* [Records provided]:

*** Begin section ***

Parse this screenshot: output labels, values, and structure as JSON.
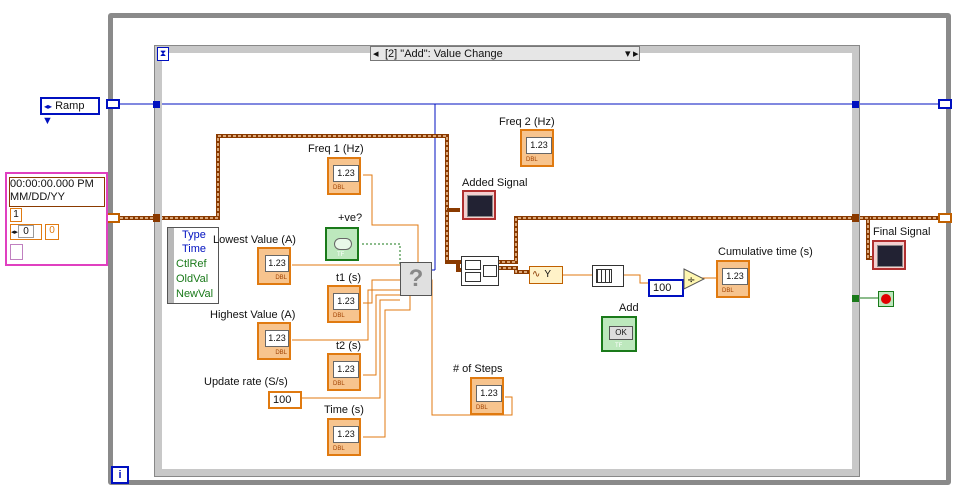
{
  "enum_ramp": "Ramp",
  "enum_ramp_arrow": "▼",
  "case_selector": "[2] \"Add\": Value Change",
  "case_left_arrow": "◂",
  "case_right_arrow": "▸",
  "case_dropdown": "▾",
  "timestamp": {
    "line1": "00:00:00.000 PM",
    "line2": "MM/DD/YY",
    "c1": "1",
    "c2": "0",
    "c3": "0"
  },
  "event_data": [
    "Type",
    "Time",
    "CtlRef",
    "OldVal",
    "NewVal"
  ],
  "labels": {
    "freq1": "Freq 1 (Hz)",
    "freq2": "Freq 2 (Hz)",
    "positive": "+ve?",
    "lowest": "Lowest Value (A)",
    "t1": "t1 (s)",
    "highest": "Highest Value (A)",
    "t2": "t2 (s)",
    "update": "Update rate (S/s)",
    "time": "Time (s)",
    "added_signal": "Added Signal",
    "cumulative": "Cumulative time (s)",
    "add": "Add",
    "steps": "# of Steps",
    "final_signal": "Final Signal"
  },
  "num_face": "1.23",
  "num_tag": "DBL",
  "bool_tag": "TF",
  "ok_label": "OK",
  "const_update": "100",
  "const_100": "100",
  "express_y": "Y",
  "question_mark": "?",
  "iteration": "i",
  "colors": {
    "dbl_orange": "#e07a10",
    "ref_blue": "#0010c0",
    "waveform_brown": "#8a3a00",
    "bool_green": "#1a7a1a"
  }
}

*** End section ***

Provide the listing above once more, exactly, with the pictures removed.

Parse this screenshot: output labels, values, and structure as JSON.
{
  "enum_ramp": "Ramp",
  "enum_ramp_arrow": "▼",
  "case_selector": "[2] \"Add\": Value Change",
  "case_left_arrow": "◂",
  "case_right_arrow": "▸",
  "case_dropdown": "▾",
  "timestamp": {
    "line1": "00:00:00.000 PM",
    "line2": "MM/DD/YY",
    "c1": "1",
    "c2": "0",
    "c3": "0"
  },
  "event_data": [
    "Type",
    "Time",
    "CtlRef",
    "OldVal",
    "NewVal"
  ],
  "labels": {
    "freq1": "Freq 1 (Hz)",
    "freq2": "Freq 2 (Hz)",
    "positive": "+ve?",
    "lowest": "Lowest Value (A)",
    "t1": "t1 (s)",
    "highest": "Highest Value (A)",
    "t2": "t2 (s)",
    "update": "Update rate (S/s)",
    "time": "Time (s)",
    "added_signal": "Added Signal",
    "cumulative": "Cumulative time (s)",
    "add": "Add",
    "steps": "# of Steps",
    "final_signal": "Final Signal"
  },
  "num_face": "1.23",
  "num_tag": "DBL",
  "bool_tag": "TF",
  "ok_label": "OK",
  "const_update": "100",
  "const_100": "100",
  "express_y": "Y",
  "question_mark": "?",
  "iteration": "i",
  "colors": {
    "dbl_orange": "#e07a10",
    "ref_blue": "#0010c0",
    "waveform_brown": "#8a3a00",
    "bool_green": "#1a7a1a"
  }
}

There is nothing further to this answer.